And so, when we hear him speak of himself filled with the Holy Spirit we know that the same Spirit which came upon him and anointed him is the same Spirit which came upon us and anointed us at our baptisms and confirmations. In a reflection on one of the psalms, St Augustine writes about this anointing and says ‘we are the Body of Christ because we are all anointed and in him are “christs”, that is “anointed ones” ’. And why are we anointed? So that we can be bearers of hope. ‘The Spirit of the Lord is upon us, because he has anointed us to preach good news to the poor. He has sent us to proclaim release to the captives and recovery of sight to the blind, to let the oppressed go free and to proclaim the year of the Lord’s favour.’

So as those going forward in faith, those who are living out of the future, how will we live out this call for which we are anointed? We are to preach and proclaim, to be those who speak of the God who is love. Over the last few years our attention has been rightly drawn to the nature of Catholic mission, of the distinctive witness we make in the world. Our proclaiming is rooted in our understanding of the Church as the divine institution that continues the incarnate presence of Christ. It is empowered through sacramental worship in which we encounter the living God and through which we are transformed for holiness. It is lived in the communities in whose lives we share with our commitment to hospitality, mutual love, togetherness, and our service of the common good—and particularly the poor and vulnerable. It accompanies pilgrims in the way of faith as we make that lifelong journey of continued conversion and renewal with all those whom the Lord is drawing to himself.

We are anointed to witness to freedom—release for captives and freedom for the oppressed.

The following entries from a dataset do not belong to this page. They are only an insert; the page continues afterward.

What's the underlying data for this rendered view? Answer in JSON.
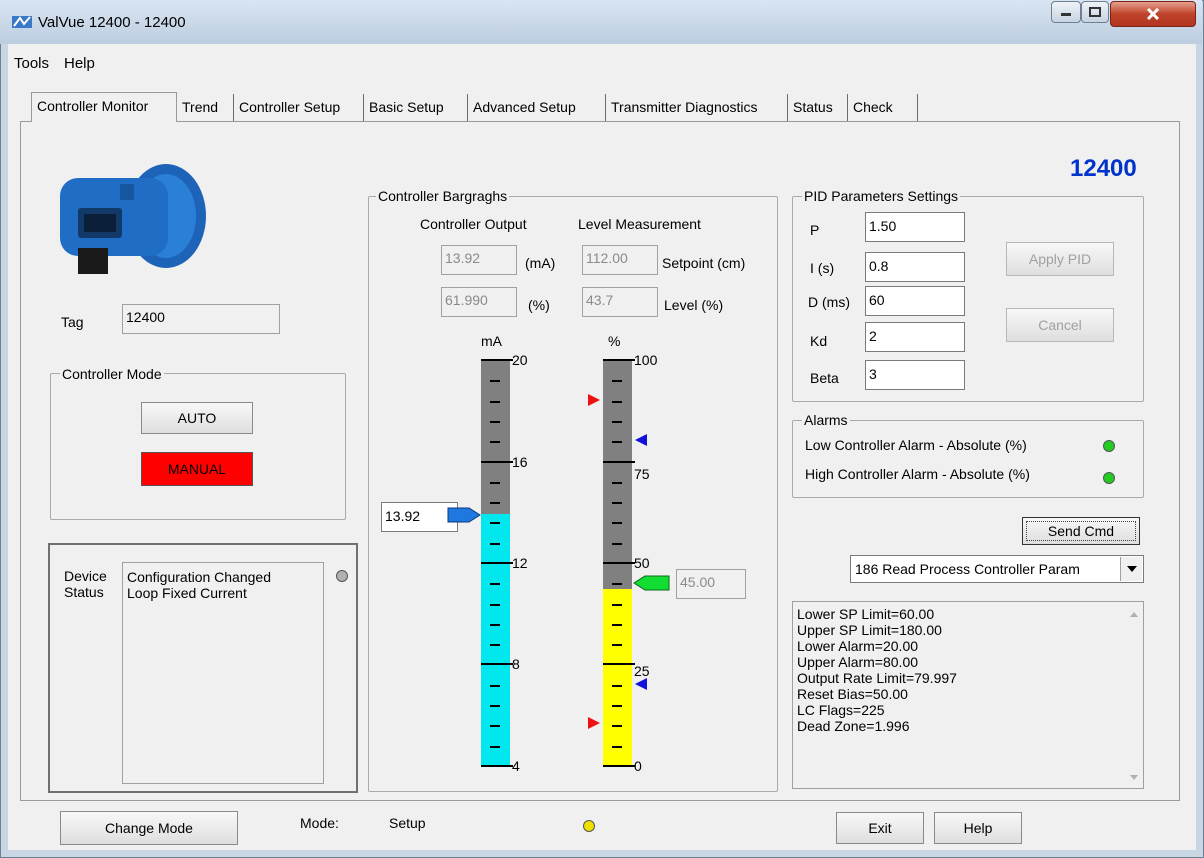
{
  "window": {
    "title": "ValVue 12400 - 12400"
  },
  "menu": [
    "Tools",
    "Help"
  ],
  "tabs": [
    "Controller Monitor",
    "Trend",
    "Controller Setup",
    "Basic Setup",
    "Advanced Setup",
    "Transmitter Diagnostics",
    "Status",
    "Check"
  ],
  "device_number": "12400",
  "tag": {
    "label": "Tag",
    "value": "12400"
  },
  "controller_mode": {
    "title": "Controller Mode",
    "auto": "AUTO",
    "manual": "MANUAL"
  },
  "device_status": {
    "label_line1": "Device",
    "label_line2": "Status",
    "messages": [
      "Configuration Changed",
      "Loop Fixed Current"
    ]
  },
  "bargraphs": {
    "title": "Controller Bargraghs",
    "output_header": "Controller Output",
    "level_header": "Level Measurement",
    "output_ma": "13.92",
    "output_ma_unit": "(mA)",
    "output_pct": "61.990",
    "output_pct_unit": "(%)",
    "setpoint": "112.00",
    "setpoint_label": "Setpoint (cm)",
    "level": "43.7",
    "level_label": "Level  (%)",
    "ma_axis": "mA",
    "pct_axis": "%",
    "ma_scale": [
      "20",
      "16",
      "12",
      "8",
      "4"
    ],
    "pct_scale": [
      "100",
      "75",
      "50",
      "25",
      "0"
    ],
    "ma_pointer_value": "13.92",
    "pct_pointer_value": "45.00",
    "ma_range": [
      4,
      20
    ],
    "ma_fill_value": 13.92,
    "pct_fill_value": 43.7,
    "fill_colors": {
      "ma": "#00e8ee",
      "pct": "#ffff00"
    }
  },
  "pid": {
    "title": "PID Parameters Settings",
    "p_label": "P",
    "p": "1.50",
    "i_label": "I  (s)",
    "i": "0.8",
    "d_label": "D (ms)",
    "d": "60",
    "kd_label": "Kd",
    "kd": "2",
    "beta_label": "Beta",
    "beta": "3",
    "apply": "Apply PID",
    "cancel": "Cancel"
  },
  "alarms": {
    "title": "Alarms",
    "low": "Low Controller Alarm - Absolute  (%)",
    "high": "High Controller Alarm - Absolute  (%)"
  },
  "command": {
    "send": "Send Cmd",
    "selected": "186 Read Process Controller Param"
  },
  "output_lines": [
    "Lower SP Limit=60.00",
    "Upper SP Limit=180.00",
    "Lower Alarm=20.00",
    "Upper Alarm=80.00",
    "Output Rate Limit=79.997",
    "Reset Bias=50.00",
    "LC Flags=225",
    "Dead Zone=1.996"
  ],
  "footer": {
    "change_mode": "Change Mode",
    "mode_label": "Mode:",
    "mode_value": "Setup",
    "exit": "Exit",
    "help": "Help"
  },
  "colors": {
    "accent_blue": "#0033cc",
    "led_green": "#22cc22",
    "led_yellow": "#f0e000",
    "manual_red": "#ff0000"
  }
}
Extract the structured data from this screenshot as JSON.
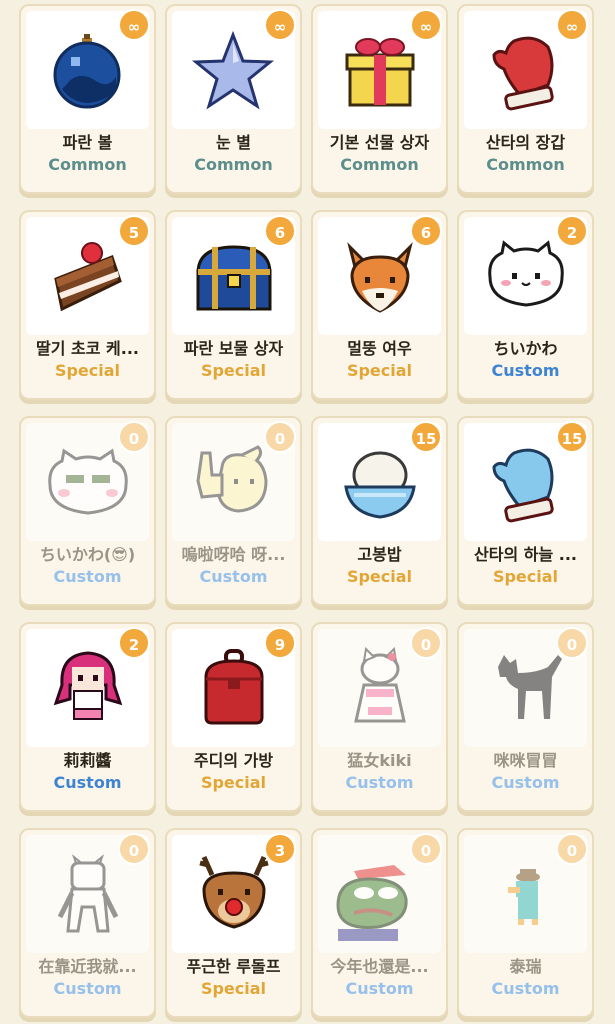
{
  "items": [
    {
      "name": "파란 볼",
      "rarity": "Common",
      "count": "∞",
      "icon": "blue-ornament-icon"
    },
    {
      "name": "눈 별",
      "rarity": "Common",
      "count": "∞",
      "icon": "snow-star-icon"
    },
    {
      "name": "기본 선물 상자",
      "rarity": "Common",
      "count": "∞",
      "icon": "gift-box-icon"
    },
    {
      "name": "산타의 장갑",
      "rarity": "Common",
      "count": "∞",
      "icon": "red-mitten-icon"
    },
    {
      "name": "딸기 초코 케...",
      "rarity": "Special",
      "count": "5",
      "icon": "strawberry-cake-icon"
    },
    {
      "name": "파란 보물 상자",
      "rarity": "Special",
      "count": "6",
      "icon": "treasure-chest-icon"
    },
    {
      "name": "멀뚱 여우",
      "rarity": "Special",
      "count": "6",
      "icon": "fox-icon"
    },
    {
      "name": "ちいかわ",
      "rarity": "Custom",
      "count": "2",
      "icon": "chiikawa-icon"
    },
    {
      "name": "ちいかわ(😎)",
      "rarity": "Custom",
      "count": "0",
      "icon": "chiikawa-sunglasses-icon"
    },
    {
      "name": "嗚啦呀哈 呀...",
      "rarity": "Custom",
      "count": "0",
      "icon": "thumbs-up-bunny-icon"
    },
    {
      "name": "고봉밥",
      "rarity": "Special",
      "count": "15",
      "icon": "rice-bowl-icon"
    },
    {
      "name": "산타의 하늘 ...",
      "rarity": "Special",
      "count": "15",
      "icon": "blue-mitten-icon"
    },
    {
      "name": "莉莉醬",
      "rarity": "Custom",
      "count": "2",
      "icon": "pink-hair-girl-icon"
    },
    {
      "name": "주디의 가방",
      "rarity": "Special",
      "count": "9",
      "icon": "red-backpack-icon"
    },
    {
      "name": "猛女kiki",
      "rarity": "Custom",
      "count": "0",
      "icon": "kitty-icon"
    },
    {
      "name": "咪咪冒冒",
      "rarity": "Custom",
      "count": "0",
      "icon": "black-cat-icon"
    },
    {
      "name": "在靠近我就...",
      "rarity": "Custom",
      "count": "0",
      "icon": "white-cat-icon"
    },
    {
      "name": "푸근한 루돌프",
      "rarity": "Special",
      "count": "3",
      "icon": "reindeer-icon"
    },
    {
      "name": "今年也還是...",
      "rarity": "Custom",
      "count": "0",
      "icon": "sad-frog-icon"
    },
    {
      "name": "泰瑞",
      "rarity": "Custom",
      "count": "0",
      "icon": "platypus-icon"
    }
  ]
}
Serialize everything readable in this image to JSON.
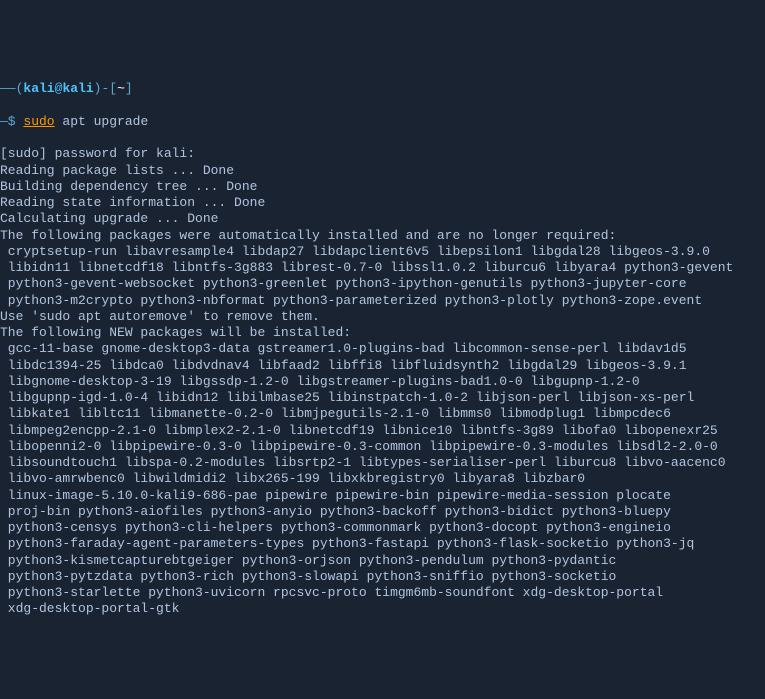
{
  "prompt": {
    "user": "kali",
    "at": "@",
    "host": "kali",
    "path": "~",
    "dash_prefix": "——(",
    "dash_suffix": ")-[",
    "close_bracket": "]",
    "dollar": "—$ ",
    "sudo": "sudo",
    "command": " apt upgrade"
  },
  "output": {
    "line1": "[sudo] password for kali:",
    "line2": "Reading package lists ... Done",
    "line3": "Building dependency tree ... Done",
    "line4": "Reading state information ... Done",
    "line5": "Calculating upgrade ... Done",
    "line6": "The following packages were automatically installed and are no longer required:",
    "auto_pkg1": " cryptsetup-run libavresample4 libdap27 libdapclient6v5 libepsilon1 libgdal28 libgeos-3.9.0",
    "auto_pkg2": " libidn11 libnetcdf18 libntfs-3g883 librest-0.7-0 libssl1.0.2 liburcu6 libyara4 python3-gevent",
    "auto_pkg3": " python3-gevent-websocket python3-greenlet python3-ipython-genutils python3-jupyter-core",
    "auto_pkg4": " python3-m2crypto python3-nbformat python3-parameterized python3-plotly python3-zope.event",
    "line7": "Use 'sudo apt autoremove' to remove them.",
    "line8": "The following NEW packages will be installed:",
    "new_pkg1": " gcc-11-base gnome-desktop3-data gstreamer1.0-plugins-bad libcommon-sense-perl libdav1d5",
    "new_pkg2": " libdc1394-25 libdca0 libdvdnav4 libfaad2 libffi8 libfluidsynth2 libgdal29 libgeos-3.9.1",
    "new_pkg3": " libgnome-desktop-3-19 libgssdp-1.2-0 libgstreamer-plugins-bad1.0-0 libgupnp-1.2-0",
    "new_pkg4": " libgupnp-igd-1.0-4 libidn12 libilmbase25 libinstpatch-1.0-2 libjson-perl libjson-xs-perl",
    "new_pkg5": " libkate1 libltc11 libmanette-0.2-0 libmjpegutils-2.1-0 libmms0 libmodplug1 libmpcdec6",
    "new_pkg6": " libmpeg2encpp-2.1-0 libmplex2-2.1-0 libnetcdf19 libnice10 libntfs-3g89 libofa0 libopenexr25",
    "new_pkg7": " libopenni2-0 libpipewire-0.3-0 libpipewire-0.3-common libpipewire-0.3-modules libsdl2-2.0-0",
    "new_pkg8": " libsoundtouch1 libspa-0.2-modules libsrtp2-1 libtypes-serialiser-perl liburcu8 libvo-aacenc0",
    "new_pkg9": " libvo-amrwbenc0 libwildmidi2 libx265-199 libxkbregistry0 libyara8 libzbar0",
    "new_pkg10": " linux-image-5.10.0-kali9-686-pae pipewire pipewire-bin pipewire-media-session plocate",
    "new_pkg11": " proj-bin python3-aiofiles python3-anyio python3-backoff python3-bidict python3-bluepy",
    "new_pkg12": " python3-censys python3-cli-helpers python3-commonmark python3-docopt python3-engineio",
    "new_pkg13": " python3-faraday-agent-parameters-types python3-fastapi python3-flask-socketio python3-jq",
    "new_pkg14": " python3-kismetcapturebtgeiger python3-orjson python3-pendulum python3-pydantic",
    "new_pkg15": " python3-pytzdata python3-rich python3-slowapi python3-sniffio python3-socketio",
    "new_pkg16": " python3-starlette python3-uvicorn rpcsvc-proto timgm6mb-soundfont xdg-desktop-portal",
    "new_pkg17": " xdg-desktop-portal-gtk"
  }
}
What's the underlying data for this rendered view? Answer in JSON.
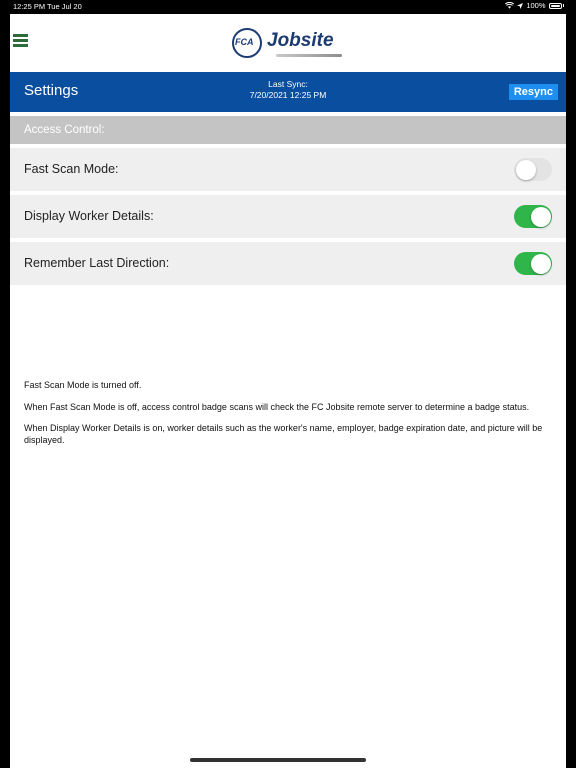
{
  "status_bar": {
    "time": "12:25 PM",
    "date": "Tue Jul 20",
    "battery": "100%",
    "icons": [
      "wifi-icon",
      "location-icon",
      "battery-icon"
    ]
  },
  "topbar": {
    "menu_icon": "hamburger-menu-icon",
    "logo": {
      "mark": "FCA",
      "word": "Jobsite"
    }
  },
  "header": {
    "title": "Settings",
    "sync_label": "Last Sync:",
    "sync_value": "7/20/2021 12:25 PM",
    "resync_label": "Resync"
  },
  "section": {
    "title": "Access Control:"
  },
  "settings": [
    {
      "label": "Fast Scan Mode:",
      "enabled": false
    },
    {
      "label": "Display Worker Details:",
      "enabled": true
    },
    {
      "label": "Remember Last Direction:",
      "enabled": true
    }
  ],
  "info": [
    "Fast Scan Mode is turned off.",
    "When Fast Scan Mode is off, access control badge scans will check the FC Jobsite remote server to determine a badge status.",
    "When Display Worker Details is on, worker details such as the worker's name, employer, badge expiration date, and picture will be displayed."
  ],
  "colors": {
    "header_blue": "#0a4f9f",
    "resync_blue": "#1e8ff0",
    "toggle_on": "#2fb54a",
    "menu_green": "#2e6b3a",
    "logo_navy": "#1c3b72"
  }
}
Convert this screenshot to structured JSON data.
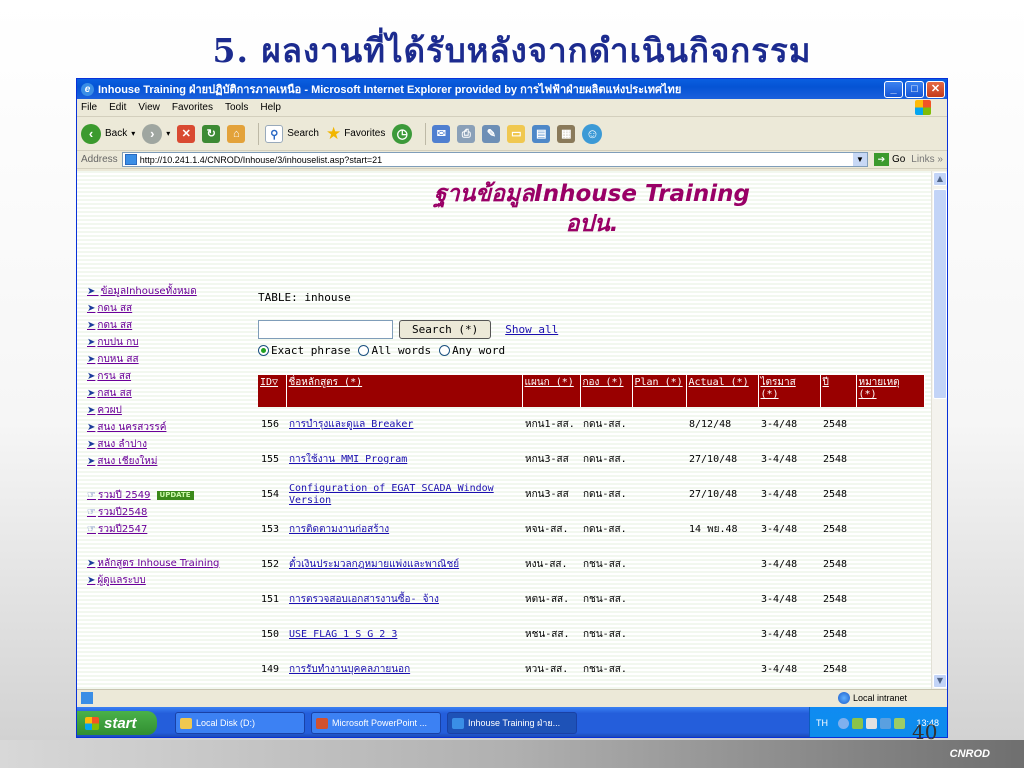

What is this freedom to which we witness? In a culture that views the Church (and a Church of England where many see us) as those who are intolerant, prejudiced and unable to think for ourselves, what right have we to speak of being free? Earlier in the summer I was watching my godson learn how to swim. At first as he dived into the pool there was a lot of thrashing about and a sense of panic. But then he learnt to be held by the water, to enjoy its flow, to delight in the current. That’s a bit what real freedom is like, a freedom to find strength and joy in what’s actually there. God wants us to be free not by letting us pick our own reality (‘this is my truth so it’s fine’) but in the discovery that we are held by strong currents of grace. It’s the liberation from the constant need, in Church and society, for reinvention (which is not the same as renewal) and speculation (which is not the same as seeking). It’s the freedom to be held by something that is deep and lasting.

We are anointed to give vision. Jesus proclaims recovery of sight to be blind, and we exist to be a corrective lens through which to view the church and the world. Anglo-Catholics have always had an expansive vision, vision which proclaims ‘there is more than this.’ That’s true in our understanding of a sacramental life which views the material world as capable of conveying more than we could have imagined—we come away with a vision of life enlarged, recognising there’s more about us and the world than we could have first thought. And that’s true, also, of our understanding of the Church which pushes our vision outwards beyond the local and national institutional life of the Church of England to recognize our connection and responsibilities to the Church Catholic, the wider Christian family of east and west.

Give thanks today for our journey, with all its twists and turns, and for God’s faithfulness within it. Give thanks that his faithfulness creates the space for our own response, and give thanks for our anointing for the task to which we’re called, as we grow up in all things in Christ by his amazing grace and his transforming love.

Philip Barnes is Parish Priest of St Stephen’s, Gloucester Road. This homily was preached at the Forward in Faith National Assembly 2017.